One of the greatest difficulties experienced by remote or dispersed teams is the question of communication.
If you have individuals working across different time zones or even different countries, you have logistical challenges. What if your employees don’t speak the same language? Could political, cultural or social differences cause difficulties or unforeseen divisions? If your remote workers are based across different time zones, how do you coordinate them?
Remote workers will also communicate over various digital channels. There’s instant messaging, video calls, Skype, project management tools, forums and of course the fail-safe email. That’s a LOT of streams to keep on top of.
The result is misunderstandings, a lack of clarity, and an impact on how individuals build and maintain trust with their colleagues. It also adds to that feeling of isolation from the business – of being ‘out the loop’ compared to peers.
Try to streamline and remove barriers to communication. Use of real-time social tools and weekly video or phone meetings gives workers a chance to connect. Managers need to reach out daily, even informally, to give workers the chance to ask questions or receive support.
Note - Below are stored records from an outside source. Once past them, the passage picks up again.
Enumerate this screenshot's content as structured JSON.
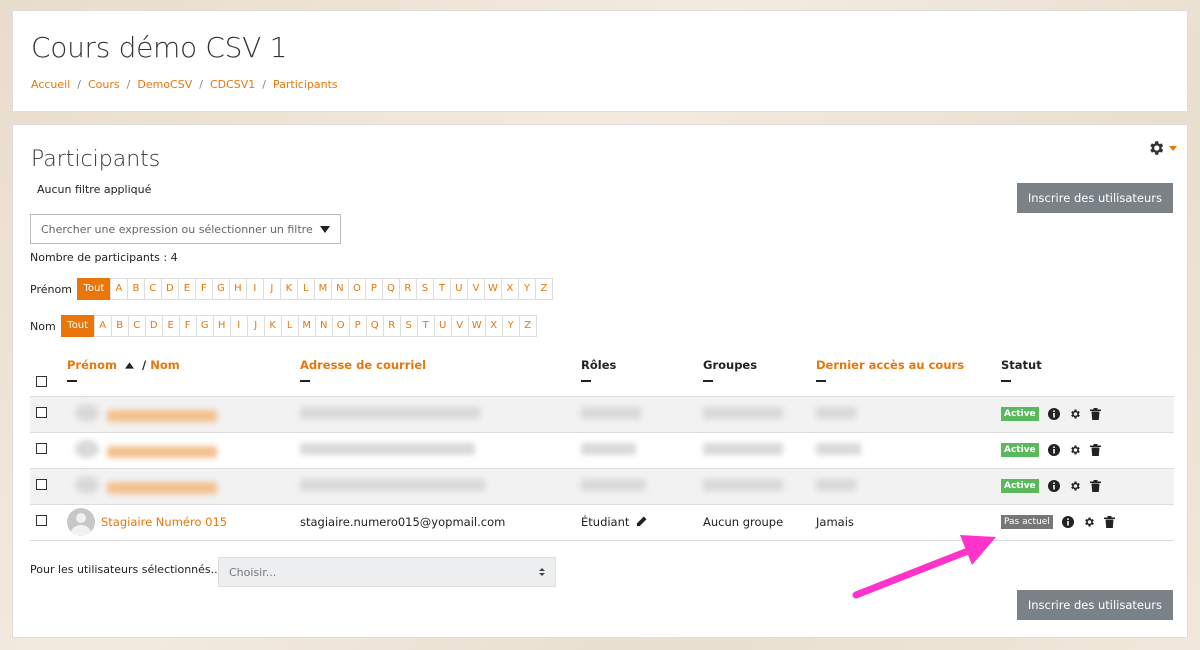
{
  "header": {
    "title": "Cours démo CSV 1",
    "breadcrumb": [
      "Accueil",
      "Cours",
      "DemoCSV",
      "CDCSV1",
      "Participants"
    ]
  },
  "participants": {
    "title": "Participants",
    "filter_status": "Aucun filtre appliqué",
    "enrol_button": "Inscrire des utilisateurs",
    "filter_placeholder": "Chercher une expression ou sélectionner un filtre",
    "count": "Nombre de participants : 4",
    "firstname_label": "Prénom",
    "lastname_label": "Nom",
    "all_label": "Tout",
    "letters": [
      "A",
      "B",
      "C",
      "D",
      "E",
      "F",
      "G",
      "H",
      "I",
      "J",
      "K",
      "L",
      "M",
      "N",
      "O",
      "P",
      "Q",
      "R",
      "S",
      "T",
      "U",
      "V",
      "W",
      "X",
      "Y",
      "Z"
    ]
  },
  "table": {
    "headers": {
      "firstname": "Prénom",
      "slash": " / ",
      "lastname": "Nom",
      "email": "Adresse de courriel",
      "roles": "Rôles",
      "groups": "Groupes",
      "last_access": "Dernier accès au cours",
      "status": "Statut"
    },
    "rows": [
      {
        "status": "Active"
      },
      {
        "status": "Active"
      },
      {
        "status": "Active"
      },
      {
        "name": "Stagiaire Numéro 015",
        "email": "stagiaire.numero015@yopmail.com",
        "role": "Étudiant",
        "group": "Aucun groupe",
        "last_access": "Jamais",
        "status": "Pas actuel"
      }
    ]
  },
  "bulk": {
    "label": "Pour les utilisateurs sélectionnés...",
    "select_value": "Choisir..."
  },
  "colors": {
    "accent": "#e8760a",
    "active": "#5cb85c",
    "inactive": "#777777",
    "button": "#7a8288",
    "callout": "#ff33cc"
  },
  "icons": [
    "gear-icon",
    "info-icon",
    "cog-icon",
    "trash-icon",
    "pencil-icon",
    "sort-asc-icon",
    "dropdown-caret-icon",
    "avatar-placeholder-icon"
  ]
}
I’d also recommend cutting down on email – even eliminating it altogether. Instead, try out more collaborative styles of communicating. Team areas within an intranet combine a mixture of social collaboration tools such as blogs, pages, forums, calendars, galleries, task lists, and a timeline in a centralized, shared environment.
(Dedicated team areas within an intranet can go beyond departments, and be used for any project, event, topic or shared interest. In this ‘office move’ project team, we can see a range of social tools – a timeline for real-time updates, a gallery, blogs, and discussion or idea forums, alongside clear visibility of the team. This creates an online community, connected around a common purpose – idea for remote workers.)
Finally, back up all these channels with an effective enterprise search – this helps employees navigate the digital noise. This not only promotes transparency and supports staff to work more efficiently together, but will increase innovation and problem solving, by bringing together knowledge and skill sets.
Is remote working a win-win?
Undeniably, remote working is increasing in popularity for a reason.
There are plenty of posts, reports and anecdotes championing the benefits of remote working for employees. Research also increasingly shows the numerous ways organizations can benefit from making the move to remote, spanning increased productivity to reduced overheads and more.
82 percent of telecommuters report lower stress levels, while two-thirds of managers surveyed by SurePayroll say employees who work remotely increase their overall productivity.
Talent shortages or skill gaps in regional locations are also making remote working an attractive option for those charged with recruiting responsibility, by opening up the talent pool and removing traditional joining barriers or objections.
It’s an approach that has worked for many. Automattic, creator of WordPress, is one of the great examples of a distributed company that has capitalized on both the need to source great talent outside the traditional ‘tech hubs’ of Silicon Valley or New York, and the demand for flexibility being voiced by employees. Employees are equipped with “the best equipment possible”, a $2,000 home office allowance and given opportunities to travel for ‘hack weeks’ around the world.
But is everything in the garden of remote working rosy? Like any organizational ‘shift’, there are some undeniable challenges and considerations. For every positive story, there’s a scare story to match it. In 2013, Yahoo went so far as to ban working from home outright: “We need to be one Yahoo!, and that starts with physically being together,” read the internal memo from HR head at the time, Jackie Reses.
Like any significant business change, it comes down to a simple idea: risk management. If you identify, and take steps to reduce, potential risk, you’re far more likely to see success.